Women and Globalization Silvia Federici
“Globalization” has been described in different ways. In the literature emanating from the international financial institutions, it is portrayed as a more effective system of economic management, ensuring the free circulation of goods and enhancing the “comparative advantage” of different countries, each presumably utilizing its resources to the best effect for both local populations and world development. Policy-analysts thus stress the globalization of financial markets, capital investments, new technologies which, we are told, will lead in the foreseeable future to increased prosperity also in the “developing” countries. My own perspective is that “globalization” is a strategy seeking to determine a process of global proletarianization and the formation of a global labor market as means to cheapen the cost of labor, reduce workers’ entitlements, and intensify exploitation. These, in fact, are the most unmistakable effects of the policies by which globalization is driven. But however defined, the social and economic consequences of globalization cannot be denied. After two decades of globalizing interventions in the world economy (creation of the World Trade organization (WTO), structural adjustment, TRIPS, etc.) one billion people live in conditions of “absolute poverty” (UN Population Fund 2001). Meanwhile, the Third World debt has increased from $800 billion in 1980 to a staggering $2,900 billion in 1999 (World Bank 2000), precluding the possibility of repayment, while the predicted industrialization of the Third World has not materialized despite the proliferation of Free Processing Zones (FPZs). Most important, mechanisms are now in place – debt servicing, structural adjustment, import liberalization and, crucial to all, generalized warfare – that systematically lead millions of people away from their means of subsistence, uprooting them from their lands, their jobs, their countries, in what appears as the largest proletarianization and migration process since the turn of the 20th century (Federici 1992; 1999). Continue reading
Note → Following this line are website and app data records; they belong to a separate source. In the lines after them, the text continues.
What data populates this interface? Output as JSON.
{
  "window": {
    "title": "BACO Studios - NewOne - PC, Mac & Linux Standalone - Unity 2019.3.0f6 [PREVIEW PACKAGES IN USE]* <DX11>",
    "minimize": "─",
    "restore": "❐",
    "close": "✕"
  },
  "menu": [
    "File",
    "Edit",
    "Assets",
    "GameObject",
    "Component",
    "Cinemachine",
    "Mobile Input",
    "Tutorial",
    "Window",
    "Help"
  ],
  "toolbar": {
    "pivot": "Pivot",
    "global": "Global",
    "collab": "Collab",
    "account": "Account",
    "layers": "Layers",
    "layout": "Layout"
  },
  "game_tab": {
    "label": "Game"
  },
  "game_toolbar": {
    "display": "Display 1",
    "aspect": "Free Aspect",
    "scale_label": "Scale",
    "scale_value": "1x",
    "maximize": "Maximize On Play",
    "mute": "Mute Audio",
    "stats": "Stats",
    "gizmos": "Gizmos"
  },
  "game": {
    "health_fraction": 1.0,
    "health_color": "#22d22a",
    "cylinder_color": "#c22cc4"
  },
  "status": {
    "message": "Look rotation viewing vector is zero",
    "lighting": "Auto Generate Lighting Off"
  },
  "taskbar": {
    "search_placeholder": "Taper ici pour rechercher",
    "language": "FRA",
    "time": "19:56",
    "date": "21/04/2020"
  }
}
Autism, language, communication, picture, remediation.
The communication conveys a message that passes through language. This does not mean that it cannot pass through other codes. Therefore, it would be unwise to say that people who do not share with us the commonly accepted codes do not communicate. This is the case with persons with autism who are not in the same relationship to the world as we are. Their language can be developed only from meaningful elements and solidified by pictures/words that will anchor them in the social contract. We will discuss here creating a transverse space from the codes developed by these children and the reception we are trying to develop, giving rise to a linguistic creation in order to optimize communication.
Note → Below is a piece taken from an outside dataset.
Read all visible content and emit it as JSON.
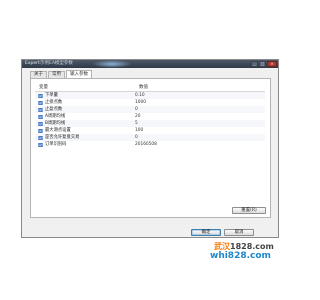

The reception of a piece of art as an object of exchange and mediation requires several ‘go-between’ in a context of language and culture learning. In this article, we would like to highlight the teacher’s mediation as well as the learner’s one and examine the emergence of verbal and body language in academic multicultural courses of French as a foreign language, in which visual and choreographic works of art are introduced. We will show, through the thorough analysis of a few examples, to which extent the teacher, by stimulating multimodal experiences of mediation for the learner, fosters the construction of interactional and intercultural competences.